There’s a lot of things you could say about Belfast band And So I Watch You From Afar. They’ve been exciting audiences for a decade now, and they have come a long way since their beginnings.

While they differ in many ways from the band they were ten years ago, this isn’t an entirely bad thing. Their latest release, ‘Heirs’, is the first that new guitarist Niall Kennedy has had a part of writing, and it’s good to see some new stylings come to the fore.

The addition of vocals on 2012’s ‘All Hail Bright Futures’ brought with it an evolution in the style of play. Everything sounded a bit brighter than before. That grisly edge that was prevalent on their self-titled debut album is only briefly sighted now and then. It sometimes seems like ASIWYFA are now two entirely different bands; one consists of the explosive live performances, and the other struggles to get that energy onto a record.

Opening track of ‘Heirs’, Run Home, is almost two songs in itself. It starts with the fast-paced guitar duelling of Rory Friers and Niall Kennedy, and group vocals coupled with the pounding drumming of Chris Wee and the thudding bass of Johnny Adgar. This goes on for almost two minutes before the song evolves into a post rocky number. While it’s interesting, it feels like a little bit of a trainwreck at times.

Proper (albeit repetitive) vocals come to the fore on These Secret Kings I Know. This track also features the usual guitar noodling and high octane atmosphere that everybody has come to expect from the quartet. But it feels too short yet too long, making it quite a confusing track to digest.

There are frequent moments when it feels like there just isn’t enough going on. Wasps and People Not Sleeping are two of the more peculiar tracks in that nothing really happens. Instead of building to a satisfying payoff, they just trundle plainly along without ever doing much. The slowdown towards the end of People Not Sleeping builds anticipation through pounding drums, but then it just reverts to overly familiar repetition.
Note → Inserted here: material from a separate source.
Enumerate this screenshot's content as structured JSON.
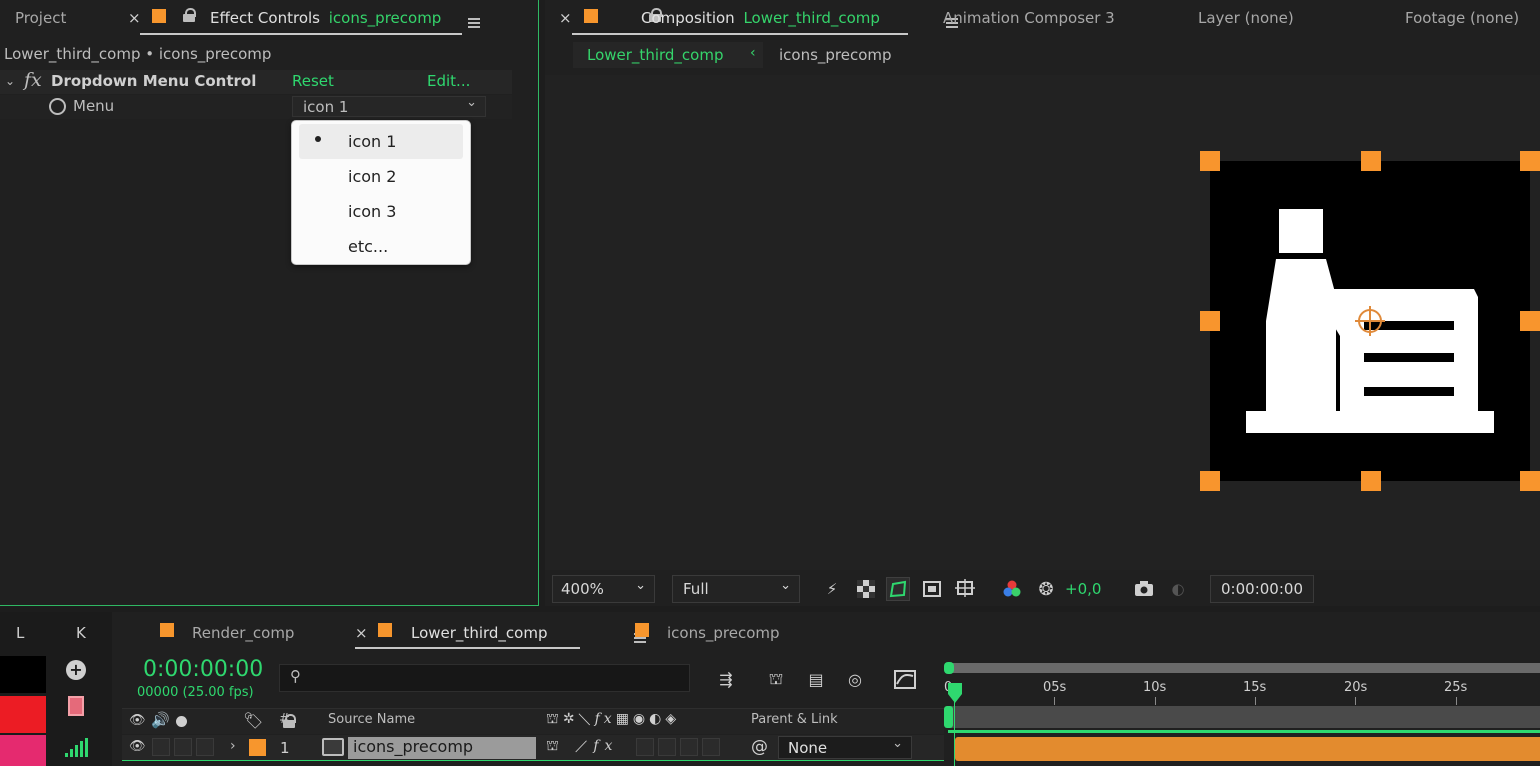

The prevalent bassline on the short but sweet Fucking Lifer sets it apart from everything else around it, but the other parts are a bit too meh to really say anything positive about.

All across the album, elements of math rock become more prevalent, and in most cases manage to meld well with the post-rock elements on show. The titular Heirs features heavy pitch shifting and at times is remnant of Alarmist.

But perhaps the best moments are the ones that recall days past. A Beacon, A Compass, An Anchor is an intense, cascading seven minute treat for the eardrums that brings back memories of earlier ASIWYFA albums. It’s one of the few tracks where the transition into a new section actually delivers genuine excitement. Another standout is Redesigned a Million Times, with its utterly contagious riff, vocal hook and all-together good vibes.

Ultimately, whether or not ‘Heirs’ works or not as an album comes down to acceptance. There’s nothing incredible on display across the ten tracks, but nothing is genuinely bad either. ‘Heirs’ is the definition of a mixed bag. But the recorded material is only ever half the story. Like everything ASIWYFA have done before, ‘Heirs’ is sure to sound nothing short of huge when it gets rolled out in a live setting.

‘Heirs’ is out now. And So I Watch You From Afar play the Olympia Theatre, Dublin on 19 June, and
Mandela Hall, Belfast on 20 June.